Data records for software interfaces

━━━━━━━━━━━━━━━━━━━━━━━━━━━━━━

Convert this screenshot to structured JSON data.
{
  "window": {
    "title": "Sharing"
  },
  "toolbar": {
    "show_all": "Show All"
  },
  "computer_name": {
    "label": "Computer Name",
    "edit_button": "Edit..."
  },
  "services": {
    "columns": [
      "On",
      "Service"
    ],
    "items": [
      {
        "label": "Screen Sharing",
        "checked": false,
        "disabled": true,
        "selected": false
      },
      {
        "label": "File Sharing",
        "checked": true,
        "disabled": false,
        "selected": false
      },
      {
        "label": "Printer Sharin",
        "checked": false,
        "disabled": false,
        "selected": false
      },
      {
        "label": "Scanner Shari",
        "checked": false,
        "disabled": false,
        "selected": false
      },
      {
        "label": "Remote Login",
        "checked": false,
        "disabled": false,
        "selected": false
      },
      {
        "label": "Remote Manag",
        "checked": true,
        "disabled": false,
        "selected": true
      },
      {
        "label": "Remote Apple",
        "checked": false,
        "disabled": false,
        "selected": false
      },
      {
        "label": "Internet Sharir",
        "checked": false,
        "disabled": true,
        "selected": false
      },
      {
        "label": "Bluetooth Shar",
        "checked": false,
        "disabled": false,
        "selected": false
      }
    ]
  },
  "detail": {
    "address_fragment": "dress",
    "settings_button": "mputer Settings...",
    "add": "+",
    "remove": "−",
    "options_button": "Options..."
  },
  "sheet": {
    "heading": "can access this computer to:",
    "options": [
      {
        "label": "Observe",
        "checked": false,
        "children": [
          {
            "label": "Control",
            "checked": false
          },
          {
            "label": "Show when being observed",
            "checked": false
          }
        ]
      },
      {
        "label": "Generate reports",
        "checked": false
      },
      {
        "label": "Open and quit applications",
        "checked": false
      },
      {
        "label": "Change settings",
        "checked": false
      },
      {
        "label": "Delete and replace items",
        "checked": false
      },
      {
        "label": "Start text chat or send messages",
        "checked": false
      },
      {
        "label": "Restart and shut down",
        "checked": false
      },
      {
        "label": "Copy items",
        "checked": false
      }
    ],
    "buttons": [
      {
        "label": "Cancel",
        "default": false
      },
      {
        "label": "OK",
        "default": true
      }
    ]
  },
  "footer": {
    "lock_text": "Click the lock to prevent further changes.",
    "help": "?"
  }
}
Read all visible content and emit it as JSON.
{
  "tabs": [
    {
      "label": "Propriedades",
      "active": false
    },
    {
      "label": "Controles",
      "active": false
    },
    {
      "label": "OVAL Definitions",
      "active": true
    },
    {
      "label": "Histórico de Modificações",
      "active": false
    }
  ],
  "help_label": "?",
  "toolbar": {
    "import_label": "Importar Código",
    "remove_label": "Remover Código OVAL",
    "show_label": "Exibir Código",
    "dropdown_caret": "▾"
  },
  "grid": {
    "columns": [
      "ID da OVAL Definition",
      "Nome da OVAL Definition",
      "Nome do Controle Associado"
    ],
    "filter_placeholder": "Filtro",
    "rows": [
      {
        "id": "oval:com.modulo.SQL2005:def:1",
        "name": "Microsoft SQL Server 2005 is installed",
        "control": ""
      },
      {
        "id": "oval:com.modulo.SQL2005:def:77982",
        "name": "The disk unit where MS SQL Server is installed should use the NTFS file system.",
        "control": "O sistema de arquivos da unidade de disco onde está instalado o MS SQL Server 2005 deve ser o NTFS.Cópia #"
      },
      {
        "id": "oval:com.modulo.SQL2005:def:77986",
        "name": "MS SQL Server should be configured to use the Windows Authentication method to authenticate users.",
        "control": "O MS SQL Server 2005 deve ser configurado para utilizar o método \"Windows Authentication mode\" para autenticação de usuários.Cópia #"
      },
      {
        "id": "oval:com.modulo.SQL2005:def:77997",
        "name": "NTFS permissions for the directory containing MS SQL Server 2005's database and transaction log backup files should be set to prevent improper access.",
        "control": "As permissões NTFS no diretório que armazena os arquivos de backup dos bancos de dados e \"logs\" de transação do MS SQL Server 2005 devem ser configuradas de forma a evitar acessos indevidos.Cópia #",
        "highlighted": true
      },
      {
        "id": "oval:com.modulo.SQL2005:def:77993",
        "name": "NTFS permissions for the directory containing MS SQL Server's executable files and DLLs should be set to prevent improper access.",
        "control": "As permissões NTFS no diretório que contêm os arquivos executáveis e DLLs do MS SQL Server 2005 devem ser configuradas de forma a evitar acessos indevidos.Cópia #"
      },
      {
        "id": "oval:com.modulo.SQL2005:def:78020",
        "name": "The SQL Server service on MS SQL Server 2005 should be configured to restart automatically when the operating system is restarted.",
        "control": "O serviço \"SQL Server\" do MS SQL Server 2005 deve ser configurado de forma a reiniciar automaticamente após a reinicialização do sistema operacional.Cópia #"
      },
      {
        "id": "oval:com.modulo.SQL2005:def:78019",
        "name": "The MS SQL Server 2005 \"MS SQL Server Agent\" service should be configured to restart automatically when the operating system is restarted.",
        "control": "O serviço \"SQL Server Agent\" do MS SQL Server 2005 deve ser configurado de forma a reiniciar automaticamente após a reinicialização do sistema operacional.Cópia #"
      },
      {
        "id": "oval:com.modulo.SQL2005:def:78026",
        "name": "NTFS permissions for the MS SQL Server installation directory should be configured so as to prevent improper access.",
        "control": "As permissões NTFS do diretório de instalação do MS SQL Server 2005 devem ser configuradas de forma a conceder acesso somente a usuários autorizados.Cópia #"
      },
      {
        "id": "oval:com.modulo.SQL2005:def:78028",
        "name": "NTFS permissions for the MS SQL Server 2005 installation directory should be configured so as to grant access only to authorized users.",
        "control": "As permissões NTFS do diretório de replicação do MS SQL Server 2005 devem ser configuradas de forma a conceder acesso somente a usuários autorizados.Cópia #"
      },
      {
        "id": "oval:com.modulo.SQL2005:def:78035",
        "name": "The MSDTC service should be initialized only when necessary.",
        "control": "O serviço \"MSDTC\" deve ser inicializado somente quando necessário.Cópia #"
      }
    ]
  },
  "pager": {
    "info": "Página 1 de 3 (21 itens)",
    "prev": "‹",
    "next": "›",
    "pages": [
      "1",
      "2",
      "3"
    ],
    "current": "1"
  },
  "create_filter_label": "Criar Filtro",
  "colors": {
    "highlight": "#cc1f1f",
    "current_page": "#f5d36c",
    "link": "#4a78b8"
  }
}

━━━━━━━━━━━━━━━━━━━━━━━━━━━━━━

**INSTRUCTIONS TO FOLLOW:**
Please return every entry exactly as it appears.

**EXPECTED OUTPUT:**
Convert this screenshot to structured JSON data.
{
  "window": {
    "title": "Sharing"
  },
  "toolbar": {
    "show_all": "Show All"
  },
  "computer_name": {
    "label": "Computer Name",
    "edit_button": "Edit..."
  },
  "services": {
    "columns": [
      "On",
      "Service"
    ],
    "items": [
      {
        "label": "Screen Sharing",
        "checked": false,
        "disabled": true,
        "selected": false
      },
      {
        "label": "File Sharing",
        "checked": true,
        "disabled": false,
        "selected": false
      },
      {
        "label": "Printer Sharin",
        "checked": false,
        "disabled": false,
        "selected": false
      },
      {
        "label": "Scanner Shari",
        "checked": false,
        "disabled": false,
        "selected": false
      },
      {
        "label": "Remote Login",
        "checked": false,
        "disabled": false,
        "selected": false
      },
      {
        "label": "Remote Manag",
        "checked": true,
        "disabled": false,
        "selected": true
      },
      {
        "label": "Remote Apple",
        "checked": false,
        "disabled": false,
        "selected": false
      },
      {
        "label": "Internet Sharir",
        "checked": false,
        "disabled": true,
        "selected": false
      },
      {
        "label": "Bluetooth Shar",
        "checked": false,
        "disabled": false,
        "selected": false
      }
    ]
  },
  "detail": {
    "address_fragment": "dress",
    "settings_button": "mputer Settings...",
    "add": "+",
    "remove": "−",
    "options_button": "Options..."
  },
  "sheet": {
    "heading": "can access this computer to:",
    "options": [
      {
        "label": "Observe",
        "checked": false,
        "children": [
          {
            "label": "Control",
            "checked": false
          },
          {
            "label": "Show when being observed",
            "checked": false
          }
        ]
      },
      {
        "label": "Generate reports",
        "checked": false
      },
      {
        "label": "Open and quit applications",
        "checked": false
      },
      {
        "label": "Change settings",
        "checked": false
      },
      {
        "label": "Delete and replace items",
        "checked": false
      },
      {
        "label": "Start text chat or send messages",
        "checked": false
      },
      {
        "label": "Restart and shut down",
        "checked": false
      },
      {
        "label": "Copy items",
        "checked": false
      }
    ],
    "buttons": [
      {
        "label": "Cancel",
        "default": false
      },
      {
        "label": "OK",
        "default": true
      }
    ]
  },
  "footer": {
    "lock_text": "Click the lock to prevent further changes.",
    "help": "?"
  }
}
Read all visible content and emit it as JSON.
{
  "tabs": [
    {
      "label": "Propriedades",
      "active": false
    },
    {
      "label": "Controles",
      "active": false
    },
    {
      "label": "OVAL Definitions",
      "active": true
    },
    {
      "label": "Histórico de Modificações",
      "active": false
    }
  ],
  "help_label": "?",
  "toolbar": {
    "import_label": "Importar Código",
    "remove_label": "Remover Código OVAL",
    "show_label": "Exibir Código",
    "dropdown_caret": "▾"
  },
  "grid": {
    "columns": [
      "ID da OVAL Definition",
      "Nome da OVAL Definition",
      "Nome do Controle Associado"
    ],
    "filter_placeholder": "Filtro",
    "rows": [
      {
        "id": "oval:com.modulo.SQL2005:def:1",
        "name": "Microsoft SQL Server 2005 is installed",
        "control": ""
      },
      {
        "id": "oval:com.modulo.SQL2005:def:77982",
        "name": "The disk unit where MS SQL Server is installed should use the NTFS file system.",
        "control": "O sistema de arquivos da unidade de disco onde está instalado o MS SQL Server 2005 deve ser o NTFS.Cópia #"
      },
      {
        "id": "oval:com.modulo.SQL2005:def:77986",
        "name": "MS SQL Server should be configured to use the Windows Authentication method to authenticate users.",
        "control": "O MS SQL Server 2005 deve ser configurado para utilizar o método \"Windows Authentication mode\" para autenticação de usuários.Cópia #"
      },
      {
        "id": "oval:com.modulo.SQL2005:def:77997",
        "name": "NTFS permissions for the directory containing MS SQL Server 2005's database and transaction log backup files should be set to prevent improper access.",
        "control": "As permissões NTFS no diretório que armazena os arquivos de backup dos bancos de dados e \"logs\" de transação do MS SQL Server 2005 devem ser configuradas de forma a evitar acessos indevidos.Cópia #",
        "highlighted": true
      },
      {
        "id": "oval:com.modulo.SQL2005:def:77993",
        "name": "NTFS permissions for the directory containing MS SQL Server's executable files and DLLs should be set to prevent improper access.",
        "control": "As permissões NTFS no diretório que contêm os arquivos executáveis e DLLs do MS SQL Server 2005 devem ser configuradas de forma a evitar acessos indevidos.Cópia #"
      },
      {
        "id": "oval:com.modulo.SQL2005:def:78020",
        "name": "The SQL Server service on MS SQL Server 2005 should be configured to restart automatically when the operating system is restarted.",
        "control": "O serviço \"SQL Server\" do MS SQL Server 2005 deve ser configurado de forma a reiniciar automaticamente após a reinicialização do sistema operacional.Cópia #"
      },
      {
        "id": "oval:com.modulo.SQL2005:def:78019",
        "name": "The MS SQL Server 2005 \"MS SQL Server Agent\" service should be configured to restart automatically when the operating system is restarted.",
        "control": "O serviço \"SQL Server Agent\" do MS SQL Server 2005 deve ser configurado de forma a reiniciar automaticamente após a reinicialização do sistema operacional.Cópia #"
      },
      {
        "id": "oval:com.modulo.SQL2005:def:78026",
        "name": "NTFS permissions for the MS SQL Server installation directory should be configured so as to prevent improper access.",
        "control": "As permissões NTFS do diretório de instalação do MS SQL Server 2005 devem ser configuradas de forma a conceder acesso somente a usuários autorizados.Cópia #"
      },
      {
        "id": "oval:com.modulo.SQL2005:def:78028",
        "name": "NTFS permissions for the MS SQL Server 2005 installation directory should be configured so as to grant access only to authorized users.",
        "control": "As permissões NTFS do diretório de replicação do MS SQL Server 2005 devem ser configuradas de forma a conceder acesso somente a usuários autorizados.Cópia #"
      },
      {
        "id": "oval:com.modulo.SQL2005:def:78035",
        "name": "The MSDTC service should be initialized only when necessary.",
        "control": "O serviço \"MSDTC\" deve ser inicializado somente quando necessário.Cópia #"
      }
    ]
  },
  "pager": {
    "info": "Página 1 de 3 (21 itens)",
    "prev": "‹",
    "next": "›",
    "pages": [
      "1",
      "2",
      "3"
    ],
    "current": "1"
  },
  "create_filter_label": "Criar Filtro",
  "colors": {
    "highlight": "#cc1f1f",
    "current_page": "#f5d36c",
    "link": "#4a78b8"
  }
}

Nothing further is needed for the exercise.